Idioms & Phrases in American Sign Language, Vol. 1-5
Word Phrases, Idioms, and Fun for Everyone! - And, Not Just for Kids...
Thinking about this n' that, have you ever wondered how to explain everyday word phrases, idioms, to kids and/or adults? You haven't? Well, anywho...
Think about how difficult it must be for kids or adults, learning the English language, to try to figure out what we really mean when we utter multi-word phrases! Get hours of fun for you and everyone with each one of these books.
This week-by-week calendar of idioms will assist learners of English to understand the meanings of American idioms found in common usage. The American English Idiomatic Expressions in 52 Weeks consists of 3,300 frequently used idioms, provides concise and clear definitions of each idiom, and includes examples to show the context in which particular idioms are used.

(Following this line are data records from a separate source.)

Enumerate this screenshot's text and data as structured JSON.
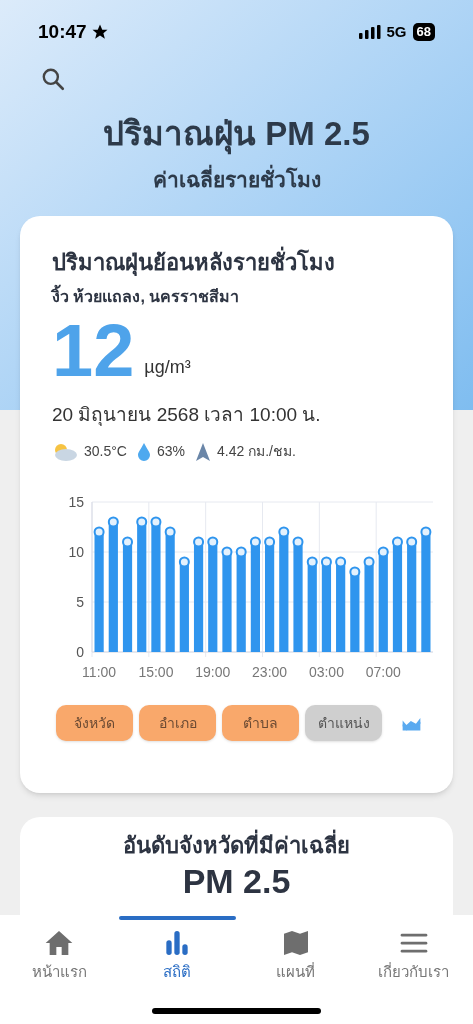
{
  "status_bar": {
    "time": "10:47",
    "network": "5G",
    "battery": "68"
  },
  "header": {
    "title": "ปริมาณฝุ่น PM 2.5",
    "subtitle": "ค่าเฉลี่ยรายชั่วโมง"
  },
  "hourly_card": {
    "title": "ปริมาณฝุ่นย้อนหลังรายชั่วโมง",
    "location": "งิ้ว ห้วยแถลง, นครราชสีมา",
    "value": "12",
    "unit": "µg/m³",
    "date": "20 มิถุนายน 2568  เวลา 10:00 น.",
    "weather": [
      {
        "kind": "temperature",
        "text": "30.5°C"
      },
      {
        "kind": "humidity",
        "text": "63%"
      },
      {
        "kind": "wind",
        "text": "4.42 กม./ชม."
      }
    ],
    "chart_data": {
      "type": "bar",
      "categories": [
        "11:00",
        null,
        null,
        null,
        "15:00",
        null,
        null,
        null,
        "19:00",
        null,
        null,
        null,
        "23:00",
        null,
        null,
        null,
        "03:00",
        null,
        null,
        null,
        "07:00",
        null,
        null,
        null
      ],
      "series": [
        {
          "color": "#2f95ee",
          "values": [
            12,
            13,
            11,
            13,
            13,
            12,
            9,
            11,
            11,
            10,
            10,
            11,
            11,
            12,
            11,
            9,
            9,
            9,
            8,
            9,
            10,
            11,
            11,
            12
          ]
        }
      ],
      "ylim": [
        0,
        15
      ],
      "yticks": [
        0,
        5,
        10,
        15
      ]
    },
    "filters": [
      {
        "label": "จังหวัด",
        "selected": false
      },
      {
        "label": "อำเภอ",
        "selected": false
      },
      {
        "label": "ตำบล",
        "selected": false
      },
      {
        "label": "ตำแหน่ง",
        "selected": true
      }
    ]
  },
  "ranking_card": {
    "title": "อันดับจังหวัดที่มีค่าเฉลี่ย",
    "subtitle": "PM 2.5"
  },
  "tab_bar": [
    {
      "kind": "home",
      "label": "หน้าแรก",
      "selected": false
    },
    {
      "kind": "stats",
      "label": "สถิติ",
      "selected": true
    },
    {
      "kind": "map",
      "label": "แผนที่",
      "selected": false
    },
    {
      "kind": "menu",
      "label": "เกี่ยวกับเรา",
      "selected": false
    }
  ]
}
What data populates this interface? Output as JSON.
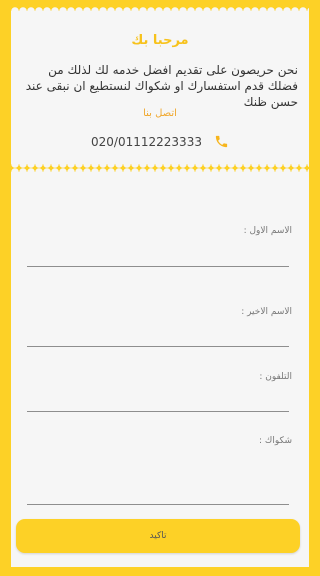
{
  "colors": {
    "background_frame": "#fdd126",
    "card": "#f6f6f6",
    "accent_title": "#f7c21b",
    "link": "#f0a72c",
    "phone_icon": "#f7b51c"
  },
  "header": {
    "welcome": "مرحبا بك",
    "intro": "نحن حريصون على تقديم افضل خدمه لك لذلك من فضلك قدم استفسارك او شكواك لنستطيع ان نبقى عند حسن ظنك",
    "contact_link": "اتصل بنا",
    "phone_number": "020/01112223333",
    "phone_icon": "phone-icon"
  },
  "form": {
    "first_name_label": "الاسم الاول :",
    "first_name_value": "",
    "last_name_label": "الاسم الاخير :",
    "last_name_value": "",
    "phone_label": "التلفون :",
    "phone_value": "",
    "complaint_label": "شكواك :",
    "complaint_value": "",
    "submit_label": "تاكيد"
  }
}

Cat got your tongue? Penny for your thoughts? Come again? Every day, idioms bring color to our speech. Since they don't really mean what they say, idioms can stump even the native English-speaker. Marvin Terban makes understanding idioms "as easy as pie" with the revised SCHOLASTIC DICTIONARY OF IDIOMS. Explanations for, and origins of, more than 700 everyday American idioms, complete with kid-friendly sample sentences.
From School Library Journal
Grade 1-4 - Especially designed for children with autism spectrum disorders, "foreign language backgrounds, or language-learning impairments that make it difficult for them to comprehend figurative language," this book presents idioms and their definitions. The sayings are broken down into sections by category or topic, such as food, clothing, and body parts.
Three phrases on the left page face rectangles containing colorful illustrations that depict their literal and actual meanings. For example, "When someone says, 'It knocked my socks off,' she really means that something was amazing." The picture on the right shows a pair of feet with socks dangling below them alongside an image of a smiling girl looking at a rainbow.
This work is licensed under a Creative Commons Attribution-Noncommercial-No Derivative Works 3.0 Unported License.